Cameron continues: “Rather than being taught to ask ourselves who we are, we are schooled to ask others. We are, in effect, trained to listen to others’ versions of ourselves. We are brought up in our life as told to us by someone else! When we survey our lives, seeking to fulfill our creativity, we often see we had a dream that went glimmering because we believed, and those around us believed, that the dream was beyond our reach. Many of us would have been, or at least might have been, done, tried something, if…If we had known who we really were. But how were we to know?”

Ugh. It makes me sick every time I think about how we suppress the very key to innovative thinking and inspired living. Our greatest accomplishments in the history of our world have come about from being creative! And yet, we treat creativity like some banished, bad kid who has spent a little too much time being naughty, wasting everyone’s time with silly games and stupid thoughts.

And, now that we are older, we seem to think that it is just too late to do anything about it.

But I have a family, a job, other responsibilities now…

Yes. Most of us do. But the truth is this (and here’s where we can boldly begin to discard the excuses and the worries): We can use these constraints to our advantage, once we accept creativity back into our lives.

Turning Constraints into Creative Opportunities

Daniel Levitin, speaking on “Creativity in Music: Constraints and Innovation” at Stanford University’s Behavioral Science Summit earlier this month, argued that much of our creative explorations that have led to masterpieces are a result of evolution, rather than just revolution.

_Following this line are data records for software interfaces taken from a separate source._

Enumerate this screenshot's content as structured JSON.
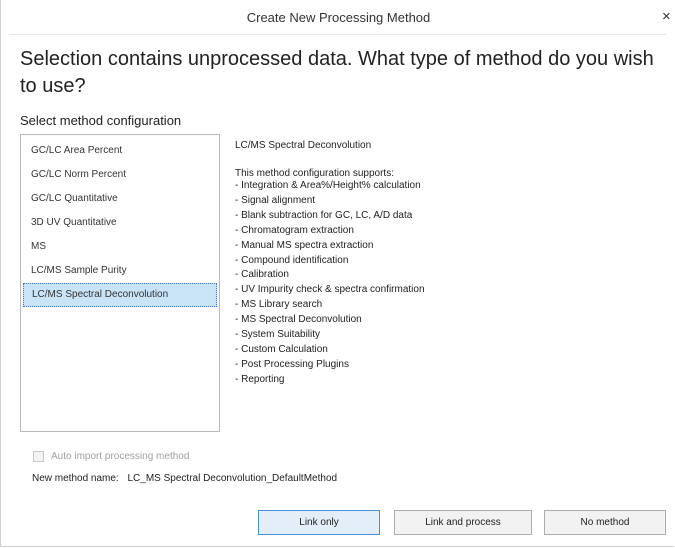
{
  "window": {
    "title": "Create New Processing Method",
    "close_glyph": "×"
  },
  "heading": "Selection contains unprocessed data. What type of method do you wish to use?",
  "config_section_label": "Select method configuration",
  "configurations": [
    "GC/LC Area Percent",
    "GC/LC Norm Percent",
    "GC/LC Quantitative",
    "3D UV Quantitative",
    "MS",
    "LC/MS Sample Purity",
    "LC/MS Spectral Deconvolution"
  ],
  "selected_configuration": "LC/MS Spectral Deconvolution",
  "description": {
    "title": "LC/MS Spectral Deconvolution",
    "intro": "This method configuration supports:",
    "features": [
      "- Integration & Area%/Height% calculation",
      "- Signal alignment",
      "- Blank subtraction for GC, LC, A/D data",
      "- Chromatogram extraction",
      "- Manual MS spectra extraction",
      "- Compound identification",
      "- Calibration",
      "- UV Impurity check & spectra confirmation",
      "- MS Library search",
      "- MS Spectral Deconvolution",
      "- System Suitability",
      "- Custom Calculation",
      "- Post Processing Plugins",
      "- Reporting"
    ]
  },
  "auto_import": {
    "label": "Auto import processing method",
    "checked": false,
    "enabled": false
  },
  "method_name": {
    "label": "New method name:",
    "value": "LC_MS Spectral Deconvolution_DefaultMethod"
  },
  "buttons": {
    "link_only": "Link only",
    "link_and_process": "Link and process",
    "no_method": "No method"
  }
}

Levitin defines creativity in the following way: “Works of art that we judge to be the most creative involve the artists working under constraints to produce something novel, or something that pushes the edges of these assumed constraints.”

In other words, because of these constraints, our creativity can manifest into great things, for ourselves, for our communities, or for the world.

Well, it’s not too late. I am here to tell you: You are a creative individual, and you have the right and the duty to live a mindful and inspired life right now. Maybe it’s time to take an online creative writing course, or at the very least, head to your local bookstore and pick up a new journal and begin creating. What matters most, right now, is that you realize there’s a creative YOU waiting to be rediscovered, right now, and you don’t have to do anything extreme to bring creativity back into your life.

Why wait any longer? A creative, mindful, and inspired life is waiting within you, ready to be ignited.

Coming up later in the week: I want to talk more about establishing the Daybook essentials and how this single creativity journal serves as the key to fostering a creative routine in your life.